• **What is expected**
Repeat the entries that appear below, exactly as they are given.

** Material provided follows **

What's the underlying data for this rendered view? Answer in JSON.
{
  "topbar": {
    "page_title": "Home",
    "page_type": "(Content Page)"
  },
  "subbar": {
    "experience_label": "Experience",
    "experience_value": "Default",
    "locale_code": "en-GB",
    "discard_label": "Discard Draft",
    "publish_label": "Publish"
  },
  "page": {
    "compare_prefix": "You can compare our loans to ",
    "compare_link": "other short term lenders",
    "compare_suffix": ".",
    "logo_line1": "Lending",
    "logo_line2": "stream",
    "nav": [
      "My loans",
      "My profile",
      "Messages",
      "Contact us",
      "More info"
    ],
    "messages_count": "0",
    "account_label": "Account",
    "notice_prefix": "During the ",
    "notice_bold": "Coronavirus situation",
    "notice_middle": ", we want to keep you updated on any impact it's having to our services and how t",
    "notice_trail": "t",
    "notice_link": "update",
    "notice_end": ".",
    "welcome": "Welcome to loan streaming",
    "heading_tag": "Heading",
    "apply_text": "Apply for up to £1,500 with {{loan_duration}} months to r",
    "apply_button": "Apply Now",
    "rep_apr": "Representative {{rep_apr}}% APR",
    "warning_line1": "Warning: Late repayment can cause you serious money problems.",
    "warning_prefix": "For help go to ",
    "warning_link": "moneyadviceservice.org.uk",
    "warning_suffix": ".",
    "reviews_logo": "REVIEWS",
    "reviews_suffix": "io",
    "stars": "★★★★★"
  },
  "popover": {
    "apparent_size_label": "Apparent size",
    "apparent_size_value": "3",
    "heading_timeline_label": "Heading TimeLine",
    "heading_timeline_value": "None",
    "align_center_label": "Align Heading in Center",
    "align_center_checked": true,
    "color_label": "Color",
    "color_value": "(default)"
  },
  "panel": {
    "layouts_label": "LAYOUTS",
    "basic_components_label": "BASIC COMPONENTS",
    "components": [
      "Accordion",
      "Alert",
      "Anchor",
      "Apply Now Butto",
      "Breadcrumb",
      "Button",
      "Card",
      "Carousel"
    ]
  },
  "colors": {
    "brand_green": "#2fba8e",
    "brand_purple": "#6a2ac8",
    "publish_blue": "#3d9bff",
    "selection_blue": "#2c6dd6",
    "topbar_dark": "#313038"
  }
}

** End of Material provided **

• **Task output**
What's the underlying data for this rendered view? Answer in JSON.
{
  "topbar": {
    "page_title": "Home",
    "page_type": "(Content Page)"
  },
  "subbar": {
    "experience_label": "Experience",
    "experience_value": "Default",
    "locale_code": "en-GB",
    "discard_label": "Discard Draft",
    "publish_label": "Publish"
  },
  "page": {
    "compare_prefix": "You can compare our loans to ",
    "compare_link": "other short term lenders",
    "compare_suffix": ".",
    "logo_line1": "Lending",
    "logo_line2": "stream",
    "nav": [
      "My loans",
      "My profile",
      "Messages",
      "Contact us",
      "More info"
    ],
    "messages_count": "0",
    "account_label": "Account",
    "notice_prefix": "During the ",
    "notice_bold": "Coronavirus situation",
    "notice_middle": ", we want to keep you updated on any impact it's having to our services and how t",
    "notice_trail": "t",
    "notice_link": "update",
    "notice_end": ".",
    "welcome": "Welcome to loan streaming",
    "heading_tag": "Heading",
    "apply_text": "Apply for up to £1,500 with {{loan_duration}} months to r",
    "apply_button": "Apply Now",
    "rep_apr": "Representative {{rep_apr}}% APR",
    "warning_line1": "Warning: Late repayment can cause you serious money problems.",
    "warning_prefix": "For help go to ",
    "warning_link": "moneyadviceservice.org.uk",
    "warning_suffix": ".",
    "reviews_logo": "REVIEWS",
    "reviews_suffix": "io",
    "stars": "★★★★★"
  },
  "popover": {
    "apparent_size_label": "Apparent size",
    "apparent_size_value": "3",
    "heading_timeline_label": "Heading TimeLine",
    "heading_timeline_value": "None",
    "align_center_label": "Align Heading in Center",
    "align_center_checked": true,
    "color_label": "Color",
    "color_value": "(default)"
  },
  "panel": {
    "layouts_label": "LAYOUTS",
    "basic_components_label": "BASIC COMPONENTS",
    "components": [
      "Accordion",
      "Alert",
      "Anchor",
      "Apply Now Butto",
      "Breadcrumb",
      "Button",
      "Card",
      "Carousel"
    ]
  },
  "colors": {
    "brand_green": "#2fba8e",
    "brand_purple": "#6a2ac8",
    "publish_blue": "#3d9bff",
    "selection_blue": "#2c6dd6",
    "topbar_dark": "#313038"
  }
}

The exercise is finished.